Collected data entries:
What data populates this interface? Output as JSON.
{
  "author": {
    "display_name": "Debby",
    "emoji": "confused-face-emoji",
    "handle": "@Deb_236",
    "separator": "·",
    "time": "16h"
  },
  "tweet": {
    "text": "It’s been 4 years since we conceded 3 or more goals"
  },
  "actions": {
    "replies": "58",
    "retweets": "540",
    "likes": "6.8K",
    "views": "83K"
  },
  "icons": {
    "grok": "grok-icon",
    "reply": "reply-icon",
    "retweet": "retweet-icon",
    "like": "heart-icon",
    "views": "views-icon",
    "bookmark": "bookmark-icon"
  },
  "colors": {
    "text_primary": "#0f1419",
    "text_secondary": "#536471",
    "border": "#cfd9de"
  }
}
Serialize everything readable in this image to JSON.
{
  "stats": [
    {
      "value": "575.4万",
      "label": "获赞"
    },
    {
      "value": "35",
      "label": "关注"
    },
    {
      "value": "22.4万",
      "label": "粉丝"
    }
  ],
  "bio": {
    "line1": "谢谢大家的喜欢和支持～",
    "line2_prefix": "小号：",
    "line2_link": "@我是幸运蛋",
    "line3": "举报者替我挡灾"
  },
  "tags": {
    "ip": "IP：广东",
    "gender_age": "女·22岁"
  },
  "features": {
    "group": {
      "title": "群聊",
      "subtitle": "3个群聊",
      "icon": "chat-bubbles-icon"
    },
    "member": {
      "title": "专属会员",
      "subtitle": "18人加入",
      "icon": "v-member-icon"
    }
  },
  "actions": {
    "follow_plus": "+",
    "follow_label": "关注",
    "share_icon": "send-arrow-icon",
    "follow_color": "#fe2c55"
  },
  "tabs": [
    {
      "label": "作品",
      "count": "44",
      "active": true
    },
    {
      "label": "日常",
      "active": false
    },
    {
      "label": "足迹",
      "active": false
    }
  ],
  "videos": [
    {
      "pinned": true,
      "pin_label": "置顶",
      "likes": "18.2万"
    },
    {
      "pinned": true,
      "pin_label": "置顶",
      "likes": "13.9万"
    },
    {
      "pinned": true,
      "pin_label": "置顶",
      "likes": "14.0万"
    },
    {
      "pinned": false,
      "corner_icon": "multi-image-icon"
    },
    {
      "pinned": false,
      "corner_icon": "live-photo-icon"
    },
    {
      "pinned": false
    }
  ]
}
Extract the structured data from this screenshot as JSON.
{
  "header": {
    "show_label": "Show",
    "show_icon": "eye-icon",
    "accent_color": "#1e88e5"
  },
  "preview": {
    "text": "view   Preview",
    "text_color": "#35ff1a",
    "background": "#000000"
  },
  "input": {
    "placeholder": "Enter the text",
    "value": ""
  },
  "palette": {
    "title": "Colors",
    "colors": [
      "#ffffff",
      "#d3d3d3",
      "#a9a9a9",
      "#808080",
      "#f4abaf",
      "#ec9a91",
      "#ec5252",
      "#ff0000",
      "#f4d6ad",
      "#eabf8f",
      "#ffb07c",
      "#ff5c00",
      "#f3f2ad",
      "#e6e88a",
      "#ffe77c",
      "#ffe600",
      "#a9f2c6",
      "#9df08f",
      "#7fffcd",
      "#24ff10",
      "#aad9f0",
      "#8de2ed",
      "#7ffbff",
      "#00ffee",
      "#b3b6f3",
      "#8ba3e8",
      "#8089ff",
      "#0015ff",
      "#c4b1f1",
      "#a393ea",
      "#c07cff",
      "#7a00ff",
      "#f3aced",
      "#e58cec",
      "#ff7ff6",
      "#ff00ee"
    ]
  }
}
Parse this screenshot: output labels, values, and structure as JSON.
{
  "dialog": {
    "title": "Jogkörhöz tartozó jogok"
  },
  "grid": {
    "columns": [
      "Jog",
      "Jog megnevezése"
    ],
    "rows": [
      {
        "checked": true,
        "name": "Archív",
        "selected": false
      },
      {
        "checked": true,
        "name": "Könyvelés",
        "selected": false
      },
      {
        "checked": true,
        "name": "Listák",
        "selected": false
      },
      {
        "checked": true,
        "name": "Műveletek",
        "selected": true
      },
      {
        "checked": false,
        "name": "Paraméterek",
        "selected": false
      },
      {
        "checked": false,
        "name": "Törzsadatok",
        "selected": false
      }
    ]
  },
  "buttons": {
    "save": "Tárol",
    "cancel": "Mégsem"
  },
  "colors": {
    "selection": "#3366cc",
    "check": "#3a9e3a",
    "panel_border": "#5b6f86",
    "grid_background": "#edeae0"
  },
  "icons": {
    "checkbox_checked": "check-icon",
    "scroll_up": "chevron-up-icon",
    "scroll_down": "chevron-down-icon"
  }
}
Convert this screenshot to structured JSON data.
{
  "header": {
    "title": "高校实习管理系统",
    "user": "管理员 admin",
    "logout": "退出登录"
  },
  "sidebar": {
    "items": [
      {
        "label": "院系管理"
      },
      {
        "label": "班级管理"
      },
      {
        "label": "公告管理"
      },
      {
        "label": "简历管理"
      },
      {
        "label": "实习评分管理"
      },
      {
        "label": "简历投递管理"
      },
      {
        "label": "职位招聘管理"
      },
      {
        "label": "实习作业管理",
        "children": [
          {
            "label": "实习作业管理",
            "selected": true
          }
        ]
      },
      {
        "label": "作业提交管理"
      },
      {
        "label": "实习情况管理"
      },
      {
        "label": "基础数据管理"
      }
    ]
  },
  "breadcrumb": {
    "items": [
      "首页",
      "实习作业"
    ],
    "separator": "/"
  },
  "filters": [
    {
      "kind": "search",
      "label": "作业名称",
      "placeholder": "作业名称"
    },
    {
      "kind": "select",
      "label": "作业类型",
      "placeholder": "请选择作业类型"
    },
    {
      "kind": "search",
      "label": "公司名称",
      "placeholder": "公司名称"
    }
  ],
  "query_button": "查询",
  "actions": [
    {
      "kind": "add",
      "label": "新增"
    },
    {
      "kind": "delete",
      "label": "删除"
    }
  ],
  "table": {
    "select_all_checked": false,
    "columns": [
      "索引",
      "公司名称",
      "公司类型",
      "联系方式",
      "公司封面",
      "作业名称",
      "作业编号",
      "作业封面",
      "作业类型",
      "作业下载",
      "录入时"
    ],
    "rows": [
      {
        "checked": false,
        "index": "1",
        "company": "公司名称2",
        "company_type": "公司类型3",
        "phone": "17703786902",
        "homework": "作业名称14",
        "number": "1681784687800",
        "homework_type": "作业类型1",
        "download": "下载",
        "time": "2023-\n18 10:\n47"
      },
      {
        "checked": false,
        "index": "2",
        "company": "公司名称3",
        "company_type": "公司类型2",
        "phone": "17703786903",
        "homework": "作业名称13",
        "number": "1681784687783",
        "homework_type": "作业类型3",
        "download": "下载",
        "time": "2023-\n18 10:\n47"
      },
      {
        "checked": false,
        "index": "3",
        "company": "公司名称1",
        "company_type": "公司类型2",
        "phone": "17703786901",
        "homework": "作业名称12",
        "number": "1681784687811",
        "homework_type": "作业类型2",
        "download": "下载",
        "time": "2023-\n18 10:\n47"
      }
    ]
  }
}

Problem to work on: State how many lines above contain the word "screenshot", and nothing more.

Solution: 3